Training Is Not Enough to Connect Homeless Persons to Federal Disability Benefits

Nov 14, 2011, 17:07 ET from Institute for Children, Poverty, and Homelessness

New brief suggests implementation is key

NEW YORK, Nov. 14, 2011 /PRNewswire-USNewswire/ -- A community's participation in SSI/SSDI Outreach, Access and Recovery (SOAR) training alone is not an indicator of higher disability benefit enrollment rates among homeless persons, according to a brief released today by the Institute for Children, Poverty, and Homelessness (ICPH). ICPH's latest brief, Does CoC Participation in SOAR Training Improve SSI/SSDI Enrollment?, concludes that implementation is critical in effectively connecting homeless families and individuals to Supplemental Security Income (SSI) and Social Security Disability Insurance (SSDI) benefit programs.

The brief analyzes data from the U.S. Department of Housing and Urban Development (HUD)'s annual applications for funding from 2008 and 2009 to examine SSI and SSDI enrollment rates among homeless adults exiting shelter.
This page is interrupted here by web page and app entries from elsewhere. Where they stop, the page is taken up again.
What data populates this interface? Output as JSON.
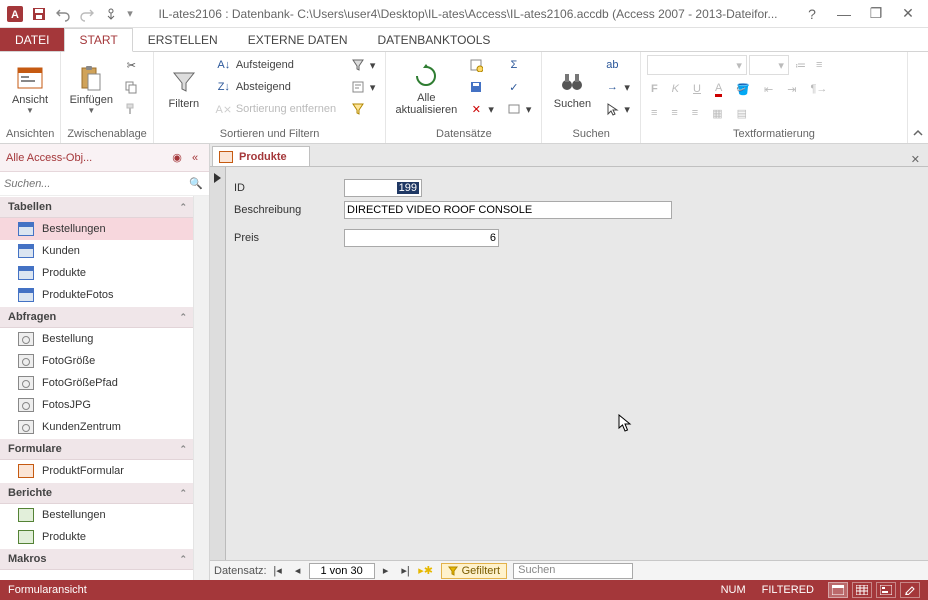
{
  "title": "IL-ates2106 : Datenbank- C:\\Users\\user4\\Desktop\\IL-ates\\Access\\IL-ates2106.accdb (Access 2007 - 2013-Dateifor...",
  "ribbon": {
    "tabs": {
      "datei": "DATEI",
      "start": "START",
      "erstellen": "ERSTELLEN",
      "externe": "EXTERNE DATEN",
      "tools": "DATENBANKTOOLS"
    },
    "groups": {
      "ansichten": "Ansichten",
      "zwischenablage": "Zwischenablage",
      "sortfilter": "Sortieren und Filtern",
      "datensaetze": "Datensätze",
      "suchen": "Suchen",
      "textfmt": "Textformatierung"
    },
    "buttons": {
      "ansicht": "Ansicht",
      "einfuegen": "Einfügen",
      "filtern": "Filtern",
      "aufsteigend": "Aufsteigend",
      "absteigend": "Absteigend",
      "sort_entfernen": "Sortierung entfernen",
      "alle_akt": "Alle\naktualisieren",
      "suchen": "Suchen"
    }
  },
  "nav": {
    "header": "Alle Access-Obj...",
    "search_placeholder": "Suchen...",
    "sections": {
      "tabellen": "Tabellen",
      "abfragen": "Abfragen",
      "formulare": "Formulare",
      "berichte": "Berichte",
      "makros": "Makros"
    },
    "tables": [
      "Bestellungen",
      "Kunden",
      "Produkte",
      "ProdukteFotos"
    ],
    "queries": [
      "Bestellung",
      "FotoGröße",
      "FotoGrößePfad",
      "FotosJPG",
      "KundenZentrum"
    ],
    "forms": [
      "ProduktFormular"
    ],
    "reports": [
      "Bestellungen",
      "Produkte"
    ]
  },
  "doc": {
    "tab": "Produkte",
    "fields": {
      "id_label": "ID",
      "id_value": "199",
      "besch_label": "Beschreibung",
      "besch_value": "DIRECTED VIDEO ROOF CONSOLE",
      "preis_label": "Preis",
      "preis_value": "6"
    }
  },
  "recnav": {
    "label": "Datensatz:",
    "position": "1 von 30",
    "filter": "Gefiltert",
    "search": "Suchen"
  },
  "status": {
    "left": "Formularansicht",
    "num": "NUM",
    "filtered": "FILTERED"
  }
}
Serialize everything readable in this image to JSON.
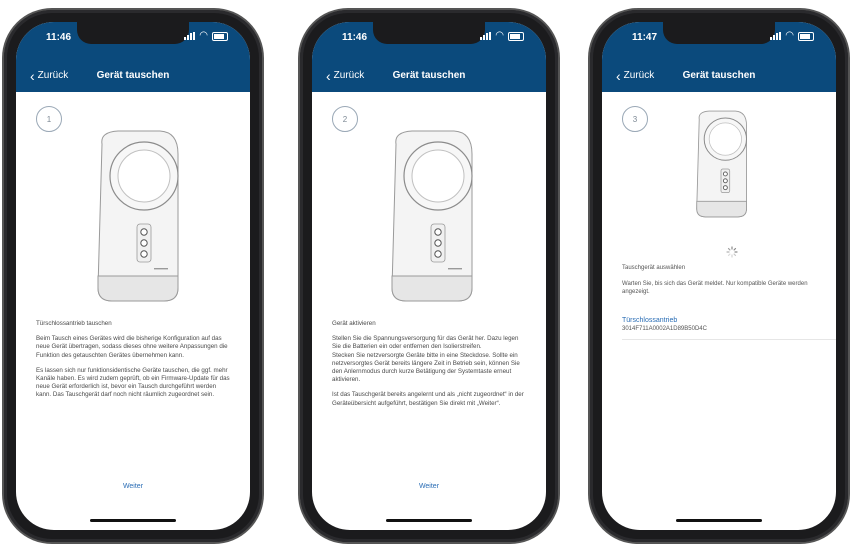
{
  "phones": [
    {
      "time": "11:46",
      "back_label": "Zurück",
      "title": "Gerät tauschen",
      "step": "1",
      "heading": "Türschlossantrieb tauschen",
      "paragraphs": [
        "Beim Tausch eines Gerätes wird die bisherige Konfiguration auf das neue Gerät übertragen, sodass dieses ohne weitere Anpassungen die Funktion des getauschten Gerätes übernehmen kann.",
        "Es lassen sich nur funktionsidentische Geräte tauschen, die ggf. mehr Kanäle haben. Es wird zudem geprüft, ob ein Firmware-Update für das neue Gerät erforderlich ist, bevor ein Tausch durchgeführt werden kann. Das Tauschgerät darf noch nicht räumlich zugeordnet sein."
      ],
      "button": "Weiter"
    },
    {
      "time": "11:46",
      "back_label": "Zurück",
      "title": "Gerät tauschen",
      "step": "2",
      "heading": "Gerät aktivieren",
      "paragraphs": [
        "Stellen Sie die Spannungsversorgung für das Gerät her. Dazu legen Sie die Batterien ein oder entfernen den Isolierstreifen.",
        "Stecken Sie netzversorgte Geräte bitte in eine Steckdose. Sollte ein netzversorgtes Gerät bereits längere Zeit in Betrieb sein, können Sie den Anlernmodus durch kurze Betätigung der Systemtaste erneut aktivieren.",
        "Ist das Tauschgerät bereits angelernt und als „nicht zugeordnet“ in der Geräteübersicht aufgeführt, bestätigen Sie direkt mit „Weiter“."
      ],
      "button": "Weiter"
    },
    {
      "time": "11:47",
      "back_label": "Zurück",
      "title": "Gerät tauschen",
      "step": "3",
      "select_label": "Tauschgerät auswählen",
      "wait_text": "Warten Sie, bis sich das Gerät meldet. Nur kompatible Geräte werden angezeigt.",
      "device_name": "Türschlossantrieb",
      "device_id": "3014F711A0002A1D89B50D4C"
    }
  ],
  "colors": {
    "header": "#0b4a7c",
    "link": "#2a6db5"
  }
}
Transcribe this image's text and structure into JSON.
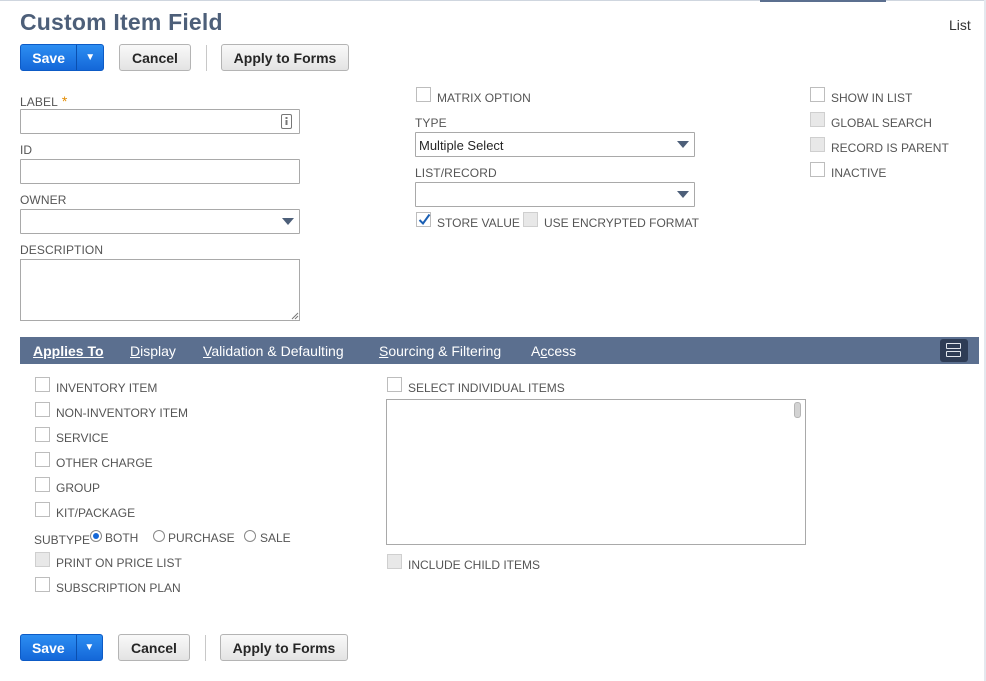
{
  "page": {
    "title": "Custom Item Field",
    "list_link": "List"
  },
  "buttons": {
    "save": "Save",
    "cancel": "Cancel",
    "apply_to_forms": "Apply to Forms",
    "menu_arrow": "▼"
  },
  "fields": {
    "label": {
      "label": "LABEL",
      "required_marker": "*",
      "value": ""
    },
    "id": {
      "label": "ID",
      "value": ""
    },
    "owner": {
      "label": "OWNER",
      "value": ""
    },
    "description": {
      "label": "DESCRIPTION",
      "value": ""
    },
    "type": {
      "label": "TYPE",
      "value": "Multiple Select"
    },
    "list_record": {
      "label": "LIST/RECORD",
      "value": ""
    }
  },
  "checkboxes": {
    "matrix_option": {
      "label": "MATRIX OPTION",
      "checked": false
    },
    "store_value": {
      "label": "STORE VALUE",
      "checked": true
    },
    "use_encrypted_format": {
      "label": "USE ENCRYPTED FORMAT",
      "checked": false,
      "disabled": true
    },
    "show_in_list": {
      "label": "SHOW IN LIST",
      "checked": false
    },
    "global_search": {
      "label": "GLOBAL SEARCH",
      "checked": false,
      "disabled": true
    },
    "record_is_parent": {
      "label": "RECORD IS PARENT",
      "checked": false,
      "disabled": true
    },
    "inactive": {
      "label": "INACTIVE",
      "checked": false
    }
  },
  "tabs": [
    {
      "first": "A",
      "rest": "pplies To",
      "active": true
    },
    {
      "first": "D",
      "rest": "isplay",
      "active": false
    },
    {
      "first": "V",
      "rest": "alidation & Defaulting",
      "active": false
    },
    {
      "first": "S",
      "rest": "ourcing & Filtering",
      "active": false
    },
    {
      "pre": "A",
      "first": "c",
      "rest": "cess",
      "active": false
    }
  ],
  "applies_to": {
    "inventory_item": "INVENTORY ITEM",
    "non_inventory_item": "NON-INVENTORY ITEM",
    "service": "SERVICE",
    "other_charge": "OTHER CHARGE",
    "group": "GROUP",
    "kit_package": "KIT/PACKAGE",
    "subtype_label": "SUBTYPE",
    "subtype_options": [
      "BOTH",
      "PURCHASE",
      "SALE"
    ],
    "subtype_selected": "BOTH",
    "print_on_price_list": "PRINT ON PRICE LIST",
    "subscription_plan": "SUBSCRIPTION PLAN",
    "select_individual_items": "SELECT INDIVIDUAL ITEMS",
    "include_child_items": "INCLUDE CHILD ITEMS"
  }
}
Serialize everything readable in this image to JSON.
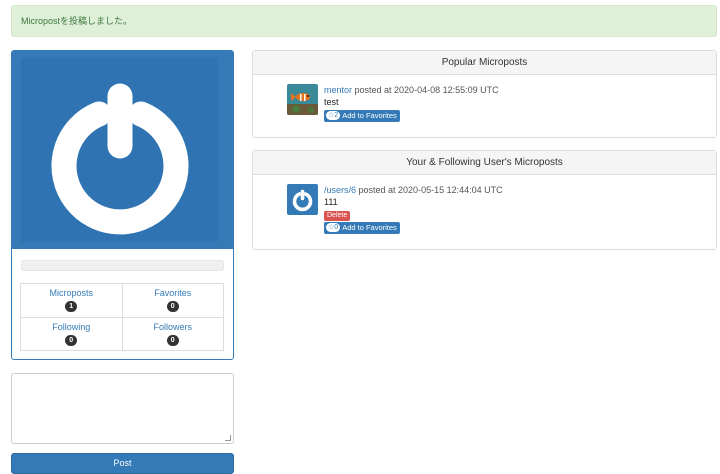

Continua of care (CoC) that did not participate in SOAR training exhibited higher SSI and SSDI enrollment rates (19.2% in 2008 and 21.5% in 2009) than localities that received SOAR training in 2008 or earlier (18.7% and 20.2%) and CoCs newly trained in 2009 (18.6% and 18.3%).

ICPH's analysis suggests that implementation is crucial following the initial SOAR training period. These results echo a 2009 study, which found that states that had the greatest success in connecting eligible homeless persons to disability benefits had consistent leadership from qualified trainers, strong organization-level support, interagency communication, and outcome data collection.

"While the SOAR initiative has proven to be extremely effective, participation in SOAR training alone is not an accurate measure of success," said ICPH Principal Policy Analyst, Matthew Adams. "Currently, HUD requires communities to only report if they received training on their annual applications for funding. Collecting data on proven implementation strategies and program outcomes may be a more effective way to gauge progress."

The Institute for Children, Poverty, and Homelessness is an independent nonprofit research organization in New York City. ICPH studies the impact of poverty on family and child well-being, and generates research that will enhance public policies and programs affecting poor or homeless children and their families.

For the full brief, go to For more information, contact Linda Bazerjian ( or 212-358-8086, ext. 1204) or Diana Scholl ( or 212-358-8086, ext. 1223). 



SOURCE Institute for Children, Poverty, and Homelessness